    treat a synthetic virus, and why did they make it ? I don’t know ,and I don’t
    care anymore . But all hope is gone for me. A day at a time is all I can do now
    , until I die. 🙁

    Unintended spread of a biosafety level 2 recombinant
    A, Petrasch-Parwez
    E, Brandt
    S, Dermietzel
    R, Meyer
    HE, Stühler
    K, Liffers
    ST, Uberla
    K, Grunwald

    Department of Molecular and Medical Virology, Ruhr-University Bochum, D-44780
    Bochum, Germany.

    Surprisingly it was neither identical to MuLV nor to the novel xenotropic
    MuLV related retrovirus (XMRV) but showed 99% identity to a synthetic retrovirus
    which was engineered in the

  6. KatMT Sep 7, 2012

    I will gladly trade my health , for yours. Is it a deal , Ccaprice ????? If
    you would like a vial of my blood, I will glady overnight it to you ! Hows that
    ! You can even do your own test on yourself…see how you feel 🙂
    Just kidding, I wouldn’t even  do that to someone I disliked ! 🙁
    In 1990 my bloodwork was sent to a lab in California, as they were the only
    ones working with Aids and other retroviruses. I was positive for all of them
    that they would test for CFIDS . EBV-1:1280,EBNA-Positive,EBEA-Positive, T-cell
    suppressor Low: T-cell Killer High CD4-CD8. HHV6 Positive,Anti-candida -High
    positive, ANA- Positive ,Anti-thyroglobulin =High, Anti-Microsomal antibody
    If you would like a copy ,I would be happy to send you one . My doctor told
    me not to ever donate blood because at that time they were not sure about how I
    got it or how it was transmitted. So I never had ,and never will . My husband is
    fine, so its not contagious through contact other than blood I would feel safe
    to say. Although whole families have gotten it , they may have been exposed to
    the same thing.

    I agree that many people may have jumped on the bandwagon, saying they are
    sick. Unfortunately this happens .

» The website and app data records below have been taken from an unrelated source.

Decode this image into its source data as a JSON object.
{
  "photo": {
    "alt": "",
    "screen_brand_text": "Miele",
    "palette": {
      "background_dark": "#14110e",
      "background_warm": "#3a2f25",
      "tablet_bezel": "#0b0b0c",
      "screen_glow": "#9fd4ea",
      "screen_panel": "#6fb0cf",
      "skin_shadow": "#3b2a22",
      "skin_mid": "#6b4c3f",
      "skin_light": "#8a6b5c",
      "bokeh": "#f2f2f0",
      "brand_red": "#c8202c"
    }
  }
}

    My support group decided to send out a survey. What the occupation was of
    these people getting sick ? (Was called the “Yuppie Flu”at that time ) . We sent
    out 300. #1-Healthcare workers (Doctors/Nurses), #2 Teachers ,#3 Salespeople, #4
    Bankers …..OH, and don’t forget ONE HOUSEWIFE ! These were all professionals,
    who did not go down without a fight.
    I was making 55K a year in sales, and sometimes worked from my bed calling my
    customers or following up because I was too tired to get up. Believe me ,when I
    went to the Doctor I told him FIX ME…. NOW ! I don’t have time for this !
    Thought I had the flu. A fever that would not go away . At first he said I
    had Mononeucleosis after testing my blood. I already had it with the rest of my
    family when I was about 11….so I took the pills ,but they never worked . That
    was in 1989. So I pushed and pushed until I finally went to a Doctor that knew
    what it was .
    Even being sick ,I continued to push …until 1996 I gave in. I never gave
    up….but now that I am 61 I really don’t care that much. I doubt in my lifetime
    they will ever find out the cause .
    Kathy Gummere